__WORK ORDER__: Copy each line of the listing below where the word "this" turns up.

__SUPPLIED ENTRIES__:
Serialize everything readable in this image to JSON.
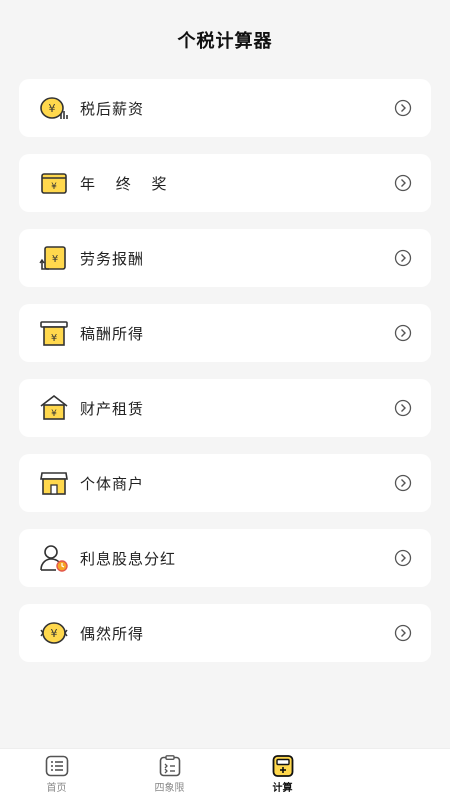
{
  "header": {
    "title": "个税计算器"
  },
  "items": [
    {
      "label": "税后薪资",
      "icon": "salary-coin-icon"
    },
    {
      "label": "年 终 奖",
      "icon": "year-end-bonus-wallet-icon"
    },
    {
      "label": "劳务报酬",
      "icon": "labor-remuneration-exchange-icon"
    },
    {
      "label": "稿酬所得",
      "icon": "manuscript-fee-icon"
    },
    {
      "label": "财产租赁",
      "icon": "property-rental-house-icon"
    },
    {
      "label": "个体商户",
      "icon": "individual-business-store-icon"
    },
    {
      "label": "利息股息分红",
      "icon": "interest-dividend-user-icon"
    },
    {
      "label": "偶然所得",
      "icon": "incidental-income-coin-icon"
    }
  ],
  "tabbar": {
    "tabs": [
      {
        "label": "首页",
        "icon": "home-list-icon",
        "active": false
      },
      {
        "label": "四象限",
        "icon": "quadrant-clipboard-icon",
        "active": false
      },
      {
        "label": "计算",
        "icon": "calculator-icon",
        "active": true
      }
    ]
  },
  "colors": {
    "accent": "#FFD84D",
    "icon_stroke": "#333333",
    "background": "#F5F5F5"
  }
}
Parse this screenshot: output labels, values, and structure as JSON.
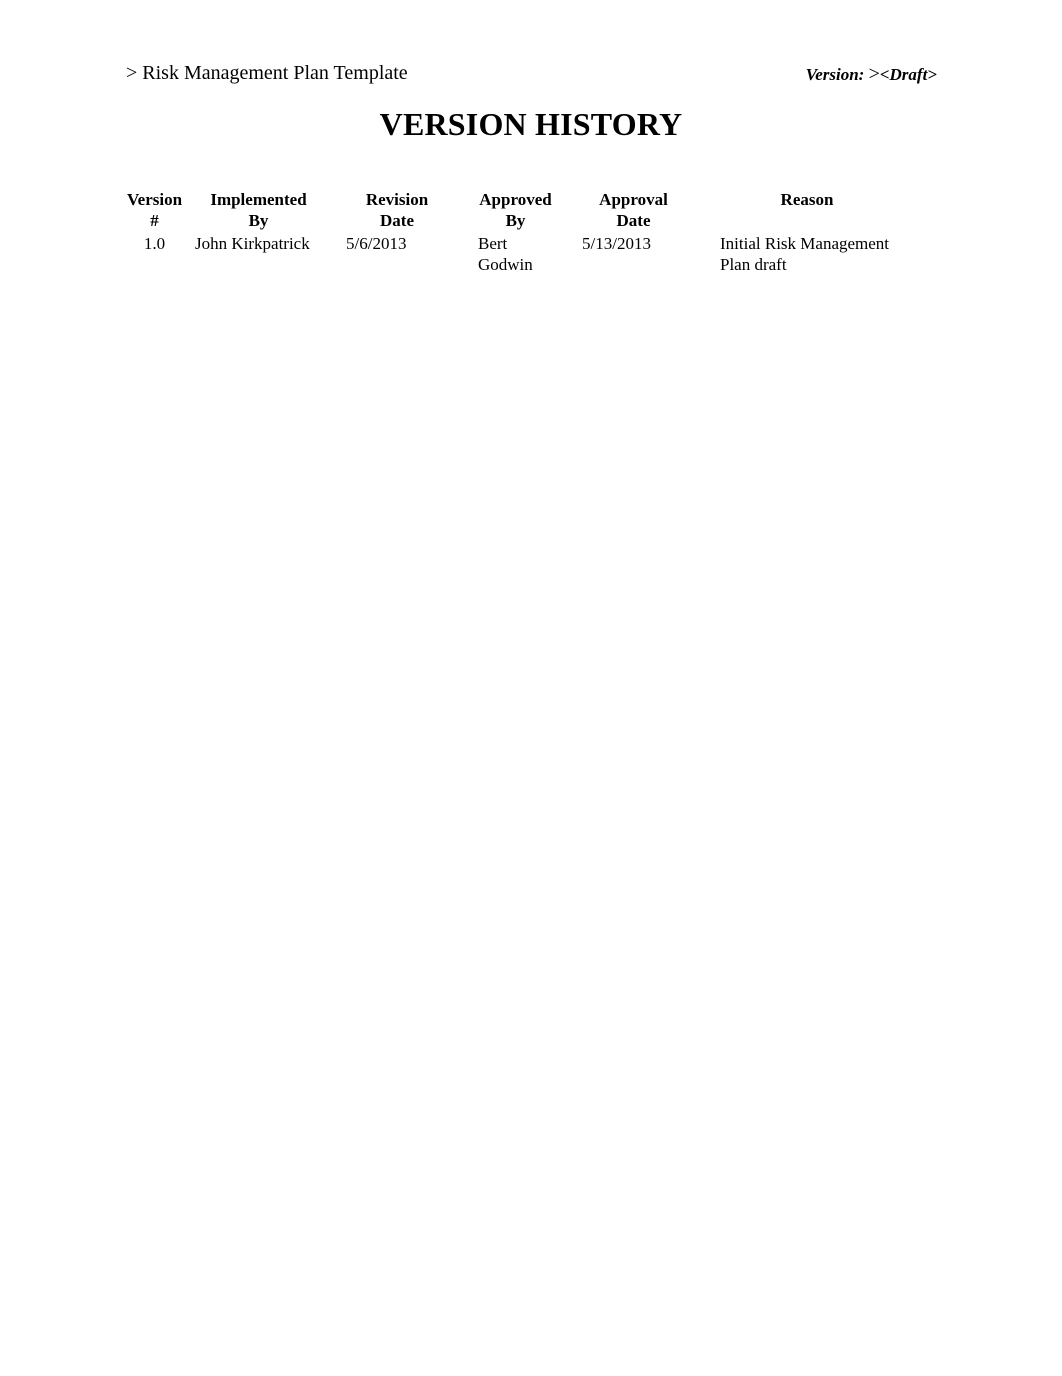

__SOLUTION__:
Serialize everything readable in this image to JSON.
Parse this screenshot: output labels, values, and structure as JSON.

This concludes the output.